(Stored items from a collection)
○ ○ ○
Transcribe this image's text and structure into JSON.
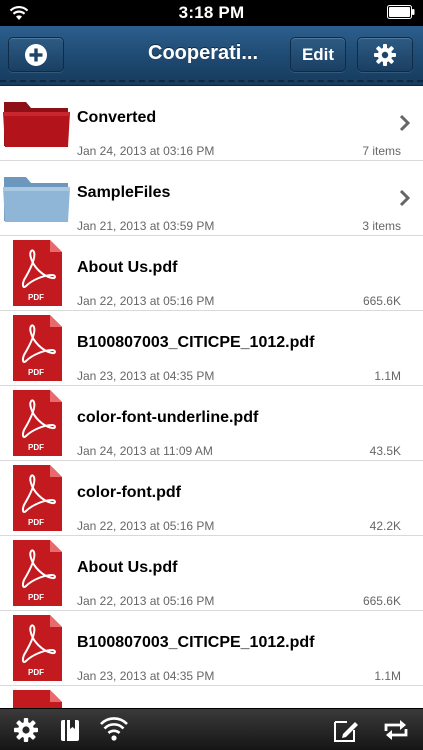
{
  "status_bar": {
    "time": "3:18 PM"
  },
  "nav": {
    "title": "Cooperati...",
    "edit_label": "Edit"
  },
  "files": [
    {
      "name": "Converted",
      "date": "Jan 24, 2013 at 03:16 PM",
      "meta": "7 items",
      "kind": "folder-red"
    },
    {
      "name": "SampleFiles",
      "date": "Jan 21, 2013 at 03:59 PM",
      "meta": "3 items",
      "kind": "folder-blue"
    },
    {
      "name": "About Us.pdf",
      "date": "Jan 22, 2013 at 05:16 PM",
      "meta": "665.6K",
      "kind": "pdf"
    },
    {
      "name": "B100807003_CITICPE_1012.pdf",
      "date": "Jan 23, 2013 at 04:35 PM",
      "meta": "1.1M",
      "kind": "pdf"
    },
    {
      "name": "color-font-underline.pdf",
      "date": "Jan 24, 2013 at 11:09 AM",
      "meta": "43.5K",
      "kind": "pdf"
    },
    {
      "name": "color-font.pdf",
      "date": "Jan 22, 2013 at 05:16 PM",
      "meta": "42.2K",
      "kind": "pdf"
    },
    {
      "name": "About Us.pdf",
      "date": "Jan 22, 2013 at 05:16 PM",
      "meta": "665.6K",
      "kind": "pdf"
    },
    {
      "name": "B100807003_CITICPE_1012.pdf",
      "date": "Jan 23, 2013 at 04:35 PM",
      "meta": "1.1M",
      "kind": "pdf"
    }
  ],
  "pdf_badge": "PDF",
  "icons": {
    "add": "plus-circle-icon",
    "settings": "gear-icon",
    "toolbar": [
      "gear-icon",
      "bookmarks-icon",
      "wifi-icon",
      "compose-icon",
      "sync-icon"
    ]
  },
  "colors": {
    "nav_bar": "#1f4b73",
    "folder_red": "#b3141c",
    "folder_blue": "#8fb6d6",
    "pdf_red": "#c21a1f"
  }
}
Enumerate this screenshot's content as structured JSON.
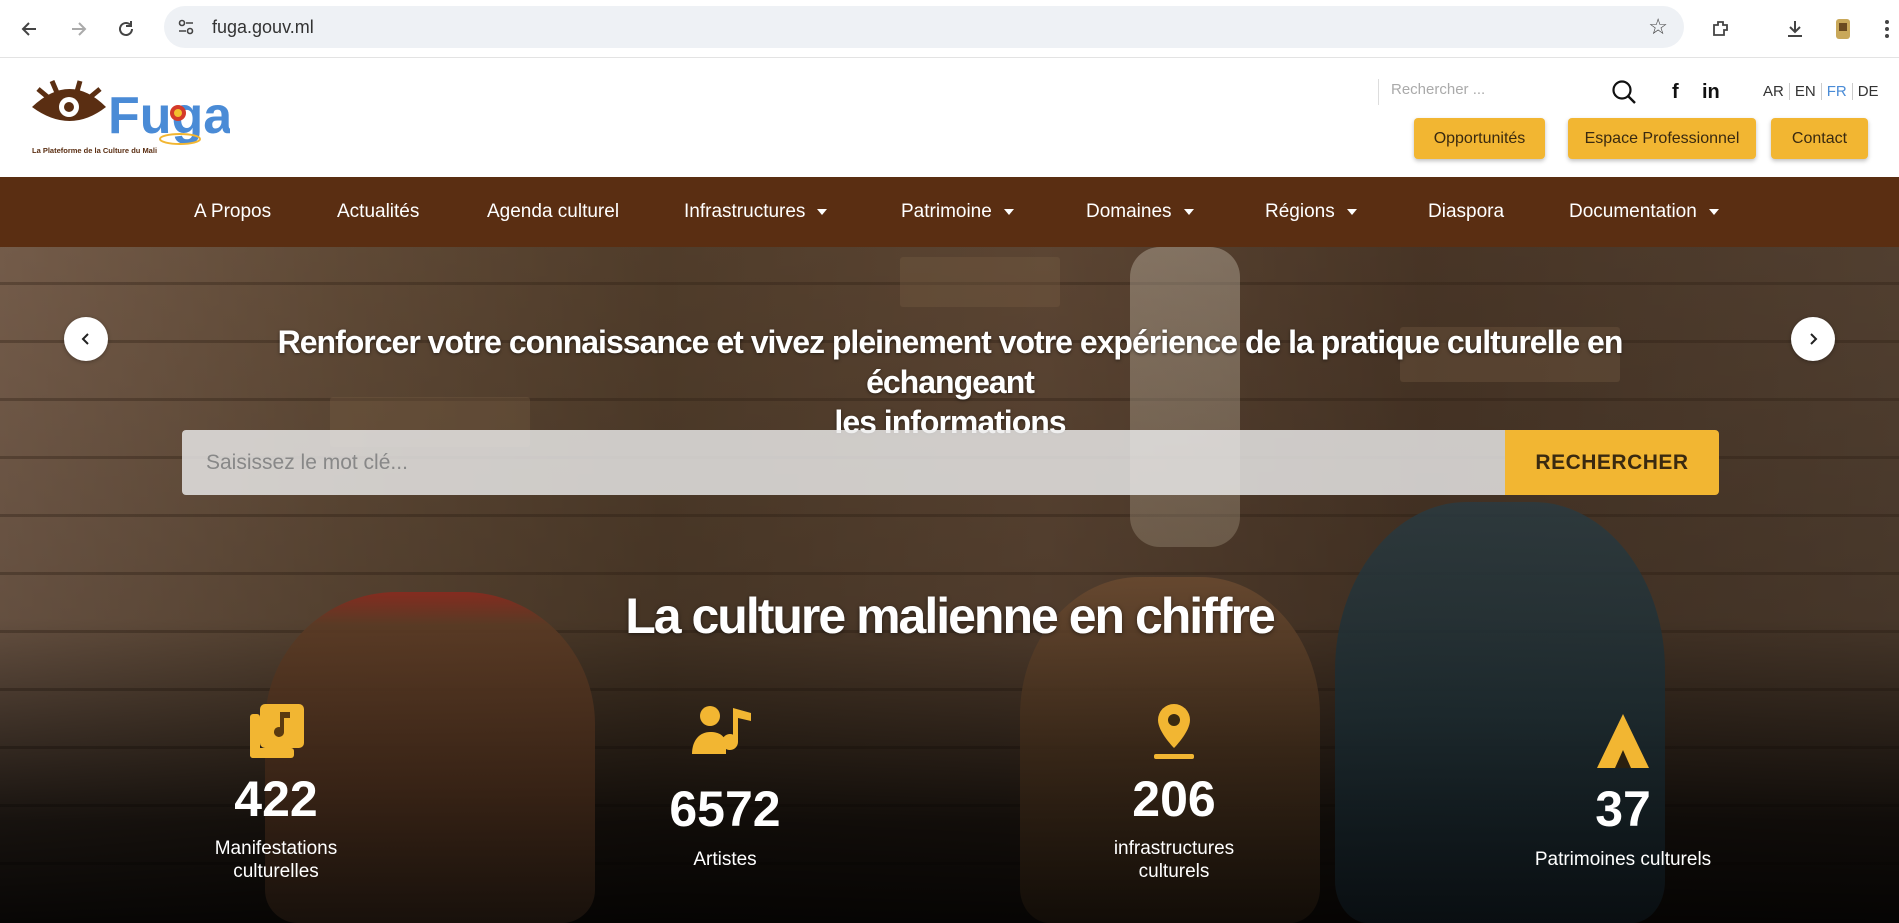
{
  "browser": {
    "url": "fuga.gouv.ml",
    "icons": [
      "back-arrow-icon",
      "forward-arrow-icon",
      "reload-icon",
      "site-info-icon",
      "bookmark-star-icon",
      "extensions-icon",
      "download-icon",
      "profile-icon"
    ]
  },
  "header": {
    "logo_text": "Fuga",
    "logo_tagline": "La Plateforme de la Culture du Mali",
    "search_placeholder": "Rechercher ...",
    "social": {
      "facebook": "f",
      "linkedin": "in"
    },
    "languages": [
      "AR",
      "EN",
      "FR",
      "DE"
    ],
    "active_language": "FR",
    "buttons": {
      "opportunites": "Opportunités",
      "espace_pro": "Espace Professionnel",
      "contact": "Contact"
    }
  },
  "nav": {
    "items": [
      {
        "label": "A Propos",
        "dropdown": false
      },
      {
        "label": "Actualités",
        "dropdown": false
      },
      {
        "label": "Agenda culturel",
        "dropdown": false
      },
      {
        "label": "Infrastructures",
        "dropdown": true
      },
      {
        "label": "Patrimoine",
        "dropdown": true
      },
      {
        "label": "Domaines",
        "dropdown": true
      },
      {
        "label": "Régions",
        "dropdown": true
      },
      {
        "label": "Diaspora",
        "dropdown": false
      },
      {
        "label": "Documentation",
        "dropdown": true
      }
    ]
  },
  "hero": {
    "title_line1": "Renforcer votre connaissance et vivez pleinement votre expérience de la pratique culturelle en échangeant",
    "title_line2": "les informations",
    "search_placeholder": "Saisissez le mot clé...",
    "search_button": "RECHERCHER",
    "stats_title": "La culture malienne en chiffre",
    "stats": [
      {
        "value": "422",
        "label_line1": "Manifestations",
        "label_line2": "culturelles",
        "icon": "music-album-icon"
      },
      {
        "value": "6572",
        "label_line1": "Artistes",
        "label_line2": "",
        "icon": "artist-music-icon"
      },
      {
        "value": "206",
        "label_line1": "infrastructures",
        "label_line2": "culturels",
        "icon": "map-pin-icon"
      },
      {
        "value": "37",
        "label_line1": "Patrimoines culturels",
        "label_line2": "",
        "icon": "heritage-mountain-icon"
      }
    ]
  },
  "colors": {
    "nav_background": "#5a2e12",
    "accent_yellow": "#f2b632",
    "active_language": "#4a8bd6"
  }
}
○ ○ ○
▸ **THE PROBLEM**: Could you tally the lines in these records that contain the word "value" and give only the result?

▸ **RESPONSE TO THE EXERCISE**: 4